This Thanksgiving, let there be no shame in feeling or not feeling any human emotions. Let us simply be who we are: human beings trying to live as best we can. Let us give and receive the blessings of who we are and let the grace of the One flow through us all.
The Fullness of Being Known
The Story of Pathos, Sympathy, and Empathy
Once upon a time there was a sorrowful star named Pathos. He was always suffering and lamenting one thing or another; everything was a drama—real dramas as well as manufactured ones. And often the manufactured ones caused him more acute suffering than the so-called real ones. Things just didn’t seem to go his way much of the time and as a result he lived a life of constant sorrow.
One day, an angel named Sympathy alighted at his side and sat so still that he became like a pond that reflected what Pathos was feeling. Pathos rose and began doing one of his daily, majestic, tragic dances. Sympathy rose and matched him step for step. Pathos smiled the first smile he had smiled in ages as he watched Sympathy mirror and shadow his dance of tears. After a few minutes however, the angel Sympathy vanished without a word into a sphere of light and was gone.
Pathos sat back down in the garden of a million stars and sighed. He felt better. He felt alive—seen. No one had ever seen him like that before. But within a day or so he was back to his suffering and lamenting. It was then that another angel appeared.
This one was named Empathy, and she moved like the morning--gracefully and subtly, with ever deepening gestures. She moved closer and closer to Pathos and as she did Pathos felt like he was being perfumed with the fragrances of lavender and amber. Gradually Empathy moved so close to Pathos that she slipped inside his heart and began feeling what he was feeling. When Pathos rose to dance, Empathy was in his shoes, in his limbs, in his blood and bones. Pathos felt exhilarated.

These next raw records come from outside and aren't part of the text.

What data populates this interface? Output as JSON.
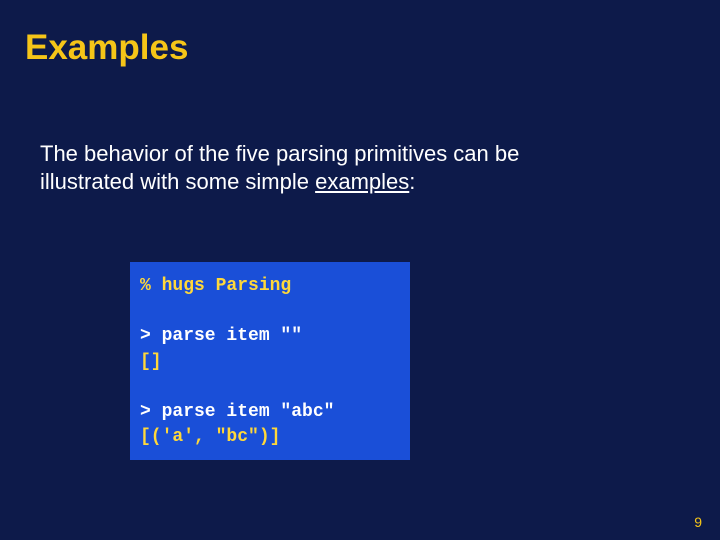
{
  "title": "Examples",
  "body": {
    "line1": "The behavior of the five parsing primitives can be",
    "line2_pre": "illustrated with some simple ",
    "line2_link": "examples",
    "line2_post": ":"
  },
  "code": {
    "l1": "% hugs Parsing",
    "blank1": "",
    "l2": "> parse item \"\"",
    "l3": "[]",
    "blank2": "",
    "l4": "> parse item \"abc\"",
    "l5": "[('a', \"bc\")]"
  },
  "page_number": "9"
}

Sympathy seemed to know what he was feeling, but in a reflected sort of way—and that was a wonderful experience in and of itself, for many people don’t ever experience such a thing. But Empathy—Empathy knew him, knew why and how he felt; it was a knowing of identification, for Empathy had, at one time or another, gone through what Pathos was going through. It was an intimacy Pathos had never known before. And so when Empathy finally told him she had to go back to her abode of illuminated darkness, Pathos was understandably distraught.
She took Pathos by the hand and said: “Fear not, we are now one. I have left a little of my light within you, and you have given me a little of yours. We will forever know one another. We will forever be joined by the bonds of sharing both suffering and joy. And if you want to feel me shining within you brighter than ever, then pass my light along to someone else.” And with those words, Empathy vanished like swirling vapor into the moonlit sky.
Pathos stood alone once again. He looked around his world, his stage of drama, and slowly, carefully, with a heart full of being known and touched, began crafting his next scene.